The response must consist of each line in the listing that has the word "screenshot" in it.

···

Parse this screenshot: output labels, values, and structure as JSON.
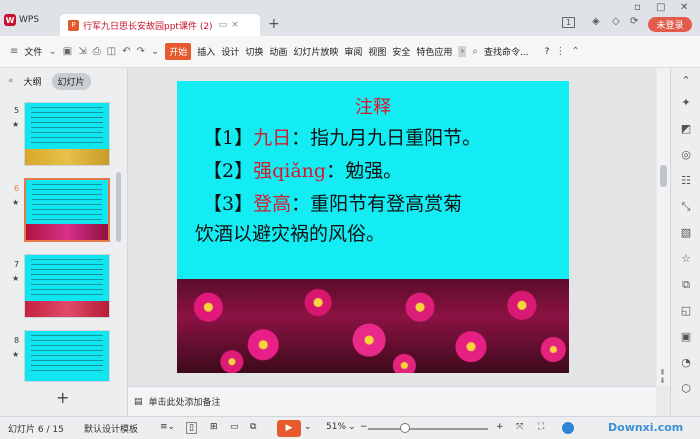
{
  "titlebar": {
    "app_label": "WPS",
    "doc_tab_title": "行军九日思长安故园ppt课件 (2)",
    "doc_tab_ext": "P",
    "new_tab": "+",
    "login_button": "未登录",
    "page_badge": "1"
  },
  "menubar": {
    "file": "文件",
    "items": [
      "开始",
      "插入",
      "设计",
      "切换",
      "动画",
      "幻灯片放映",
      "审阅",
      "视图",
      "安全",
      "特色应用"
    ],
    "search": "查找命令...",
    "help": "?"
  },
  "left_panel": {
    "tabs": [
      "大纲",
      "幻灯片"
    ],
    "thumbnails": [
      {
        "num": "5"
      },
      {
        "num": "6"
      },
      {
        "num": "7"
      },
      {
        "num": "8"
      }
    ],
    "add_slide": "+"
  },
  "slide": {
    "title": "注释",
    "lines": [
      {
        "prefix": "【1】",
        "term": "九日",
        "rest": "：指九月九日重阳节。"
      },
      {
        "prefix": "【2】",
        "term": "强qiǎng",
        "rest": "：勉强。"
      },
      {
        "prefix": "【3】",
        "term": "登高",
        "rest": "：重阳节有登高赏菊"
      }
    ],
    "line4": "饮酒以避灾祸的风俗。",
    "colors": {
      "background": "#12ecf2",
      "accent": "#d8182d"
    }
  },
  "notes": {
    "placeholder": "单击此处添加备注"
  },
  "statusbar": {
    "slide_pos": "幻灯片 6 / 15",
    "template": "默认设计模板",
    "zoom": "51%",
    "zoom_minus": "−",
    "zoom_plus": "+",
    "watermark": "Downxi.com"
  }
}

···

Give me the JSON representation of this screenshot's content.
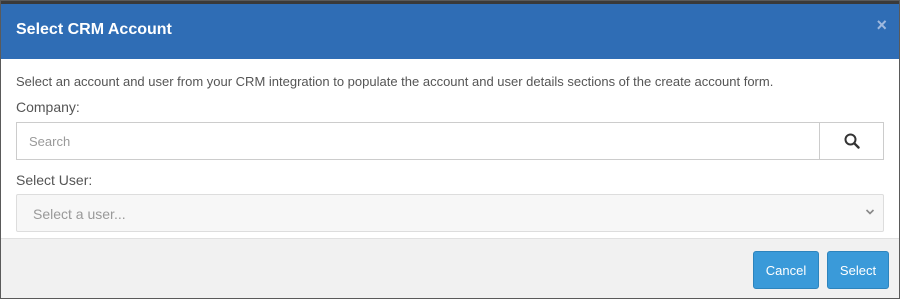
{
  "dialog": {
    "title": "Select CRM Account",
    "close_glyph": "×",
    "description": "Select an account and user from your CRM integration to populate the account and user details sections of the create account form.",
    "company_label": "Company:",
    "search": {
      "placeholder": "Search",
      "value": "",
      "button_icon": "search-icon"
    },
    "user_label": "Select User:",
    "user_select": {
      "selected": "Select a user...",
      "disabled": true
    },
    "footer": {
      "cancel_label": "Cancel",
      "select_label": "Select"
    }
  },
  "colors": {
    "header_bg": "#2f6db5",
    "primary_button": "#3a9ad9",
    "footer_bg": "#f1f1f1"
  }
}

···

> _Reply to the task_
Parse this screenshot: output labels, values, and structure as JSON.
Give me the JSON representation of this screenshot's content.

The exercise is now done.